Start of Block

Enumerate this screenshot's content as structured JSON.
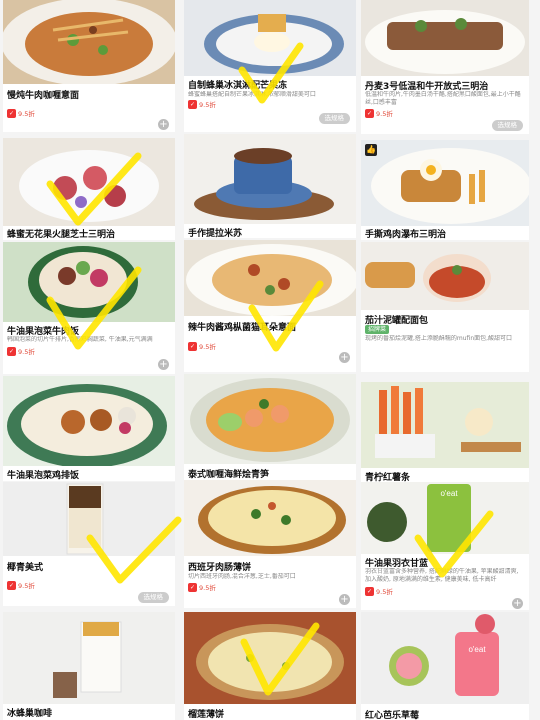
{
  "discount_label": "9.5折",
  "spec_label": "选规格",
  "plus_label": "+",
  "col0": [
    {
      "name": "慢炖牛肉咖喱意面"
    },
    {
      "name": "蜂蜜无花果火腿芝士三明治"
    },
    {
      "name": "牛油果泡菜牛肉饭",
      "desc": "韩国泡菜的切片牛排片,香煎鸡胸蔬菜, 牛油果,元气满满"
    },
    {
      "name": "牛油果泡菜鸡排饭"
    },
    {
      "name": "椰青美式"
    },
    {
      "name": "冰蜂巢咖啡"
    }
  ],
  "col1": [
    {
      "name": "自制蜂巢冰淇淋配芒果冻",
      "desc": "蜂蜜蜂巢搭配自制芒果冰淇淋,浓郁顺滑甜美可口"
    },
    {
      "name": "手作提拉米苏"
    },
    {
      "name": "辣牛肉酱鸡枞菌猫耳朵意面"
    },
    {
      "name": "泰式咖喱海鲜烩青笋"
    },
    {
      "name": "西班牙肉肠薄饼",
      "desc": "切片西班牙肉肠,混合洋葱,芝士,番茄可口"
    },
    {
      "name": "榴莲薄饼"
    }
  ],
  "col2": [
    {
      "name": "丹麦3号低温和牛开放式三明治",
      "desc": "低温和牛肉片,牛肉墨白汤干酪,搭配黑口酸面包,最上小干酪丝,口感丰富"
    },
    {
      "name": "手撕鸡肉瀑布三明治"
    },
    {
      "name": "茄汁泥罐配面包",
      "badge": "招牌菜",
      "desc": "现烤的番茄烩泥罐,搭上添脆酥糯的mufin面包,酸甜可口"
    },
    {
      "name": "青柠红薯条"
    },
    {
      "name": "牛油果羽衣甘蓝",
      "desc": "羽衣甘蓝富含多种营养, 搭配鲜绿的牛油果, 苹果酸甜清爽, 加入酸奶, 原地满满的维生素, 健康美味, 低卡高纤"
    },
    {
      "name": "红心芭乐草莓"
    }
  ],
  "colors": {
    "accent_red": "#e33",
    "check_yellow": "#ffe600",
    "plus_gray": "#bbb"
  }
}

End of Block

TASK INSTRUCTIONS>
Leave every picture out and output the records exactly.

OUTPUT FOR THIS EXERCISE>
Enumerate this screenshot's content as structured JSON.
{
  "discount_label": "9.5折",
  "spec_label": "选规格",
  "plus_label": "+",
  "col0": [
    {
      "name": "慢炖牛肉咖喱意面"
    },
    {
      "name": "蜂蜜无花果火腿芝士三明治"
    },
    {
      "name": "牛油果泡菜牛肉饭",
      "desc": "韩国泡菜的切片牛排片,香煎鸡胸蔬菜, 牛油果,元气满满"
    },
    {
      "name": "牛油果泡菜鸡排饭"
    },
    {
      "name": "椰青美式"
    },
    {
      "name": "冰蜂巢咖啡"
    }
  ],
  "col1": [
    {
      "name": "自制蜂巢冰淇淋配芒果冻",
      "desc": "蜂蜜蜂巢搭配自制芒果冰淇淋,浓郁顺滑甜美可口"
    },
    {
      "name": "手作提拉米苏"
    },
    {
      "name": "辣牛肉酱鸡枞菌猫耳朵意面"
    },
    {
      "name": "泰式咖喱海鲜烩青笋"
    },
    {
      "name": "西班牙肉肠薄饼",
      "desc": "切片西班牙肉肠,混合洋葱,芝士,番茄可口"
    },
    {
      "name": "榴莲薄饼"
    }
  ],
  "col2": [
    {
      "name": "丹麦3号低温和牛开放式三明治",
      "desc": "低温和牛肉片,牛肉墨白汤干酪,搭配黑口酸面包,最上小干酪丝,口感丰富"
    },
    {
      "name": "手撕鸡肉瀑布三明治"
    },
    {
      "name": "茄汁泥罐配面包",
      "badge": "招牌菜",
      "desc": "现烤的番茄烩泥罐,搭上添脆酥糯的mufin面包,酸甜可口"
    },
    {
      "name": "青柠红薯条"
    },
    {
      "name": "牛油果羽衣甘蓝",
      "desc": "羽衣甘蓝富含多种营养, 搭配鲜绿的牛油果, 苹果酸甜清爽, 加入酸奶, 原地满满的维生素, 健康美味, 低卡高纤"
    },
    {
      "name": "红心芭乐草莓"
    }
  ],
  "colors": {
    "accent_red": "#e33",
    "check_yellow": "#ffe600",
    "plus_gray": "#bbb"
  }
}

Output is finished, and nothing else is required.